Last December, I was at the Gilbane Conference in Boston, and, toward the end of my 2 days there, I headed into a session about the Internet of Things. It had been a while since I'd thought about the idea of my refrigerator and stove talking to each other, so I thought it was time to get an update from the experts. I'd always thought the idea was a little creepy, but, after the session, I left wondering if it wasn't both incredibly useful and a bit impractical. And, of course, I was thinking about what this all means for content creators.
Many publishers, advertisers, and content marketers are still struggling with the best way to deal with the proliferating number of smartphones, tablets, gaming platforms, and other mobile devices-think Google Glass-and now they have to worry about reaching you on your clothes dryer. Content strategy just got (more) complicated. Luckily, the Internet of Things isn't quite pervasive yet. Most of us aren't living in a Jetsons-esque apartment, but connected devices are becoming more prevalent every day.
There are already success stories out there bringing the Internet of Things into every home. Smart locks, thermostats that learn your heating and cooling preferences (and your schedule), and the popular Fitbit are all examples of connected devices that are building the foundation of the Internet of Things. Anyone who has ever left home only to wonder if he remembered to lock the door can understand why being able to check your locks from your smartphone is truly a convenience. Tree huggers and penny-pinchers can probably agree: A thermostat that learns your habits as you use it, and then heats and cools your home accordingly, is a smart investment. Anyone who has ever paid Weight Watchers to help track her calorie intake-or even just tried to do it herself-can understand why Fitbit is a handy tool. But do we really need a refrigerator that tracks what's in it?
The most important thing about the Internet of Things-and the devices that will eventually populate it-is that it's effortless and truly brings value to users. Take my refrigerator example: Someone has to tell the refrigerator what's going into it and coming out of it. Even if it's just a matter of scanning a bar code-which isn't yet a reality for many smart refrigerators-that's a lot of work for relatively little value. Am I going to spend 20 minutes scanning in my latest grocery haul when I can just open the door and see for myself what's in there? Probably not.
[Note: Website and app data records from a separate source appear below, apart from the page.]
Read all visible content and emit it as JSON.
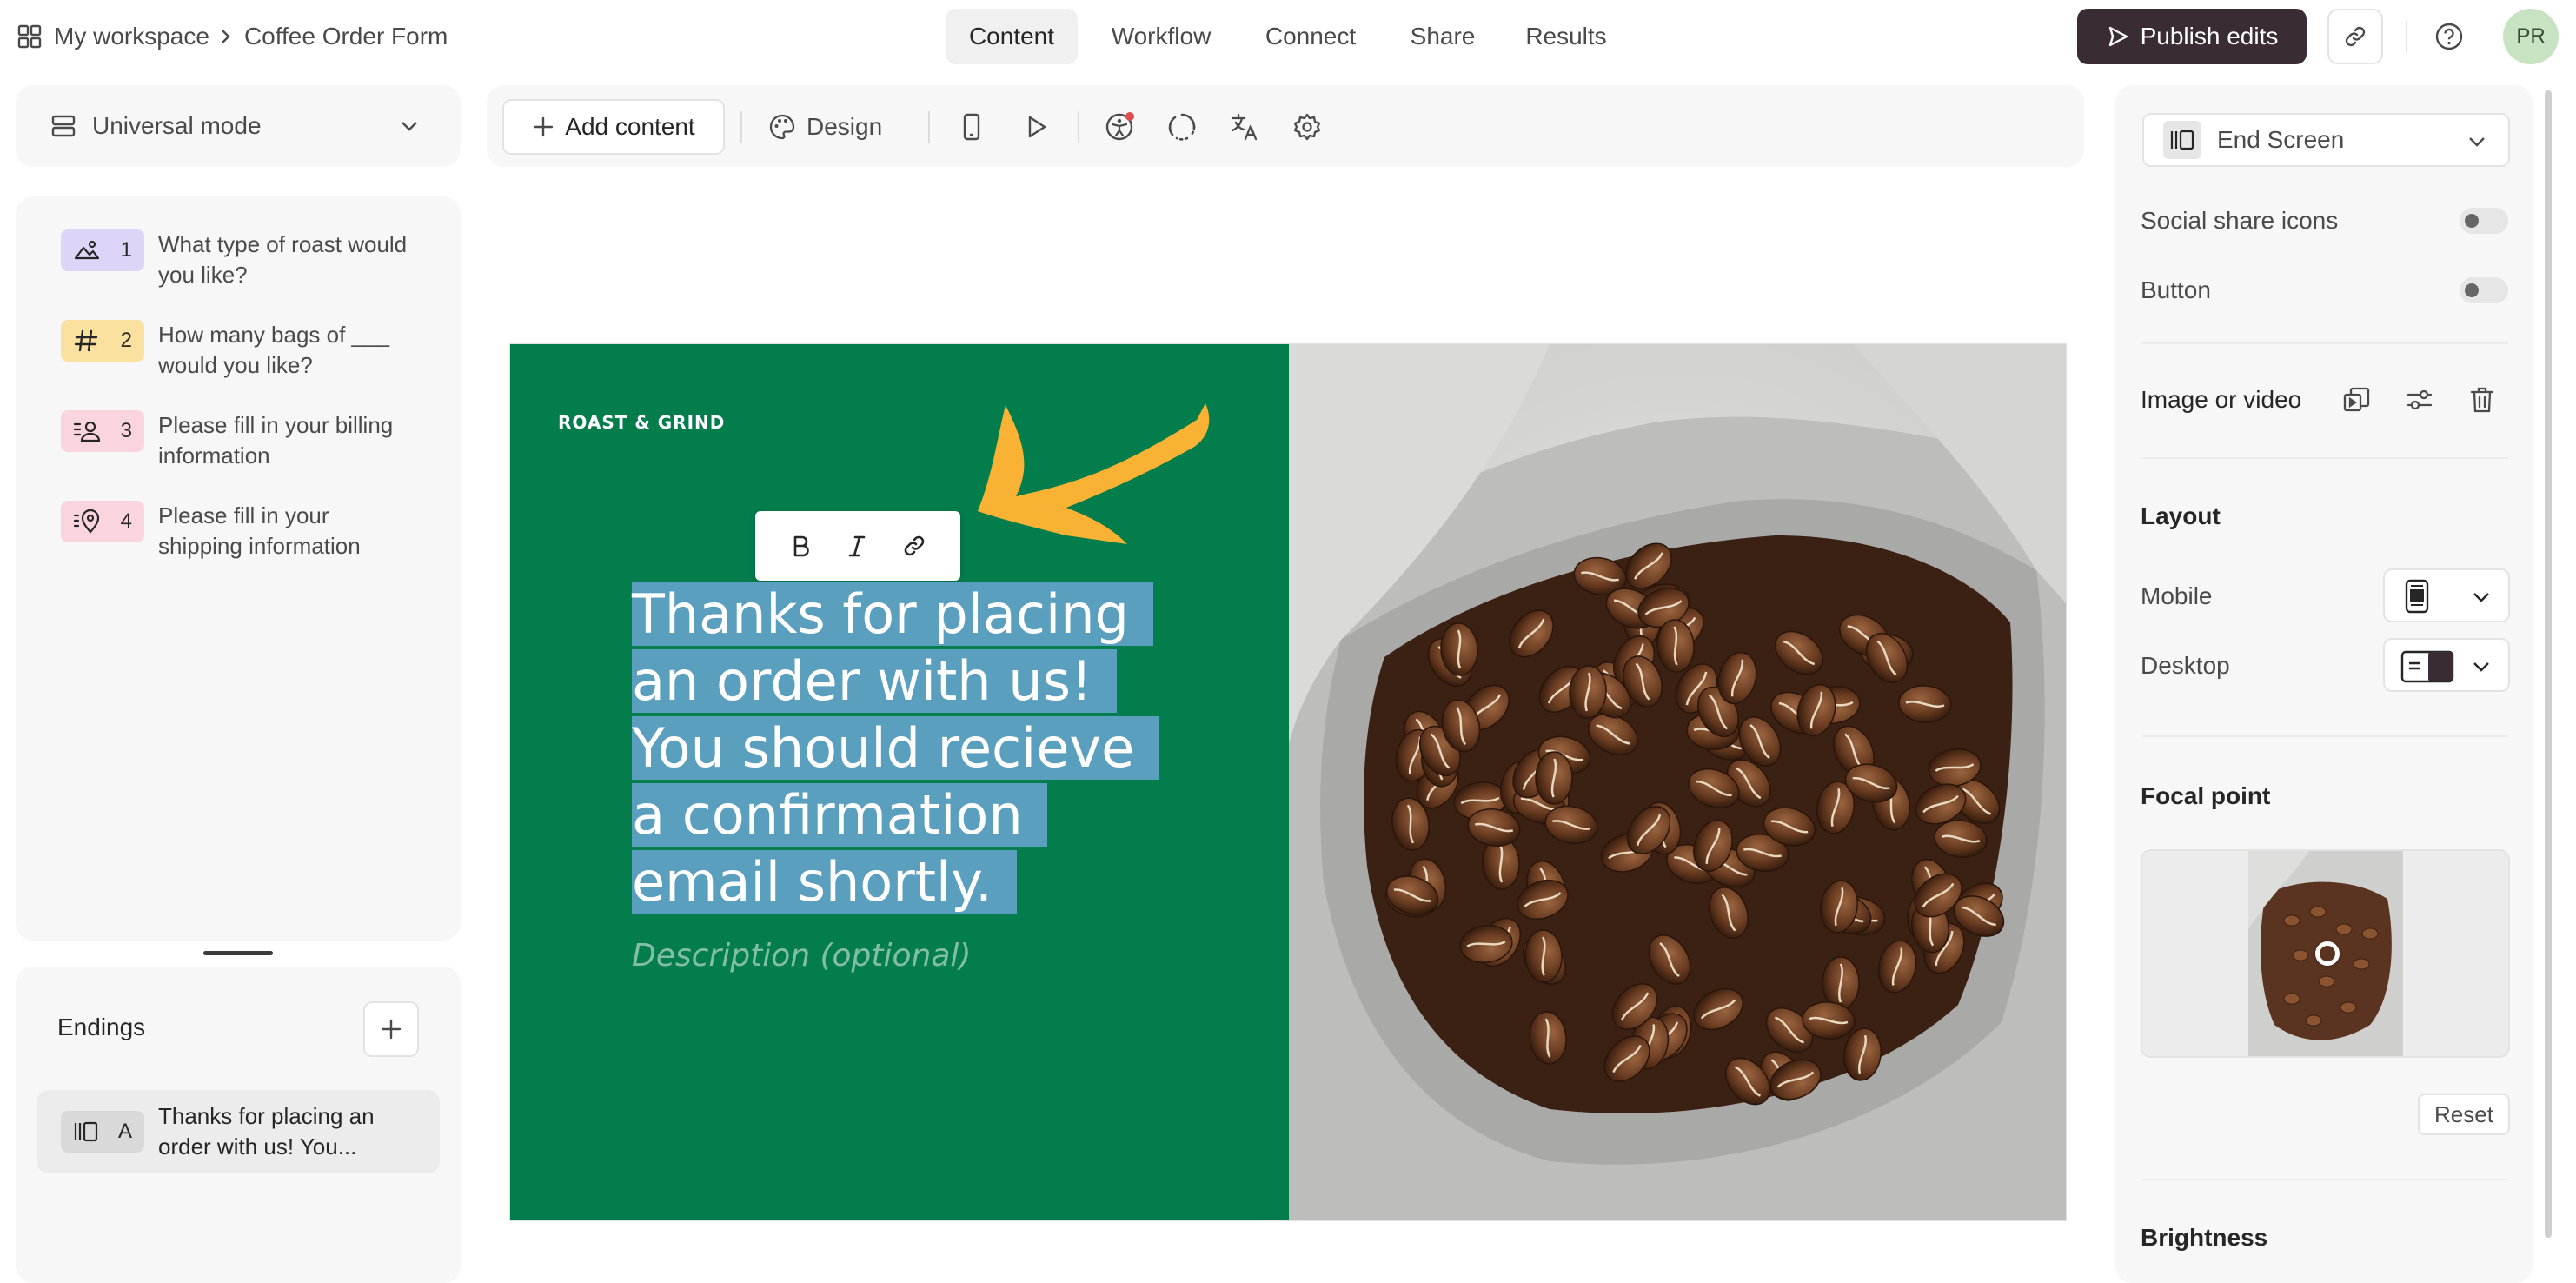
{
  "topbar": {
    "workspace_label": "My workspace",
    "form_name": "Coffee Order Form",
    "tabs": [
      {
        "label": "Content",
        "active": true
      },
      {
        "label": "Workflow",
        "active": false
      },
      {
        "label": "Connect",
        "active": false
      },
      {
        "label": "Share",
        "active": false
      },
      {
        "label": "Results",
        "active": false
      }
    ],
    "publish_label": "Publish edits",
    "avatar_initials": "PR"
  },
  "left": {
    "mode_label": "Universal mode",
    "questions": [
      {
        "number": "1",
        "text": "What type of roast would you like?",
        "icon": "picture-choice-icon",
        "color": "#ddd4f7"
      },
      {
        "number": "2",
        "text": "How many bags of ___ would you like?",
        "icon": "number-icon",
        "color": "#fbe1a0"
      },
      {
        "number": "3",
        "text": "Please fill in your billing information",
        "icon": "contact-info-icon",
        "color": "#fbd5dd"
      },
      {
        "number": "4",
        "text": "Please fill in your shipping information",
        "icon": "address-icon",
        "color": "#fbd5dd"
      }
    ],
    "endings_title": "Endings",
    "endings": [
      {
        "letter": "A",
        "text": "Thanks for placing an order with us! You...",
        "icon": "end-screen-icon"
      }
    ]
  },
  "toolbar": {
    "add_content_label": "Add content",
    "design_label": "Design",
    "icons": [
      "mobile-preview-icon",
      "play-icon",
      "accessibility-icon",
      "loading-icon",
      "translate-icon",
      "settings-icon"
    ]
  },
  "canvas": {
    "brand": "ROAST & GRIND",
    "headline": "Thanks for placing an order with us! You should recieve a confirmation email shortly.",
    "description_placeholder": "Description (optional)",
    "format_tools": [
      "bold-icon",
      "italic-icon",
      "link-icon"
    ],
    "colors": {
      "left_bg": "#037d4b",
      "selection": "#5b9fbf",
      "arrow": "#f9b233"
    }
  },
  "right": {
    "block_type": "End Screen",
    "social_share_label": "Social share icons",
    "social_share_on": false,
    "button_label": "Button",
    "button_on": false,
    "image_video_label": "Image or video",
    "layout_title": "Layout",
    "mobile_label": "Mobile",
    "desktop_label": "Desktop",
    "focal_title": "Focal point",
    "reset_label": "Reset",
    "brightness_title": "Brightness"
  }
}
The idea that this refrigerator could help me concoct recipes based on what's on its shelves is intriguing, but I'm still not sure it's worth the time I would spend logging food in and out (if I could even remember to keep up with it). Getting reminders from my refrigerator to pick up milk could be useful, but unless I remember to tell it that I'm out of milk, it can't remind me. And if I'm taking the time to tell the refrigerator that I polished off the milk, I can probably just set a reminder in my iPhone-or have Siri do it-and save a few hundred dollars on appliances.
The truth is, when it comes to something such as a smart refrigerator, I see a ton of opportunity for marketers but not a lot of convenience for users. If you're a marketer who works for a food company and you know that I have your product in my refrigerator, it is great content marketing to send me a recipe. It's also great marketing to send me a coupon when you know I'm out of your product. But it still all depends on my taking a lot of time and effort to keep an accurate log of what is going in and out. This isn't convenient; it's kind of annoying.
I have no doubt that, in 2014, the number of connected devices available to the public will continue to grow, but they won't all catch on. Success will, ultimately, depend on whether or not the device seamlessly fits into users' lives while addressing a general need. And before content creators spend too much time worrying about keeping up with the Internet of Things, they may want to sit back and wait to see who the winners are likely to be. It's not yet time to rush into creating content for the clothes dryer, but it is time to keep an eye on the burgeoning Internet of Things.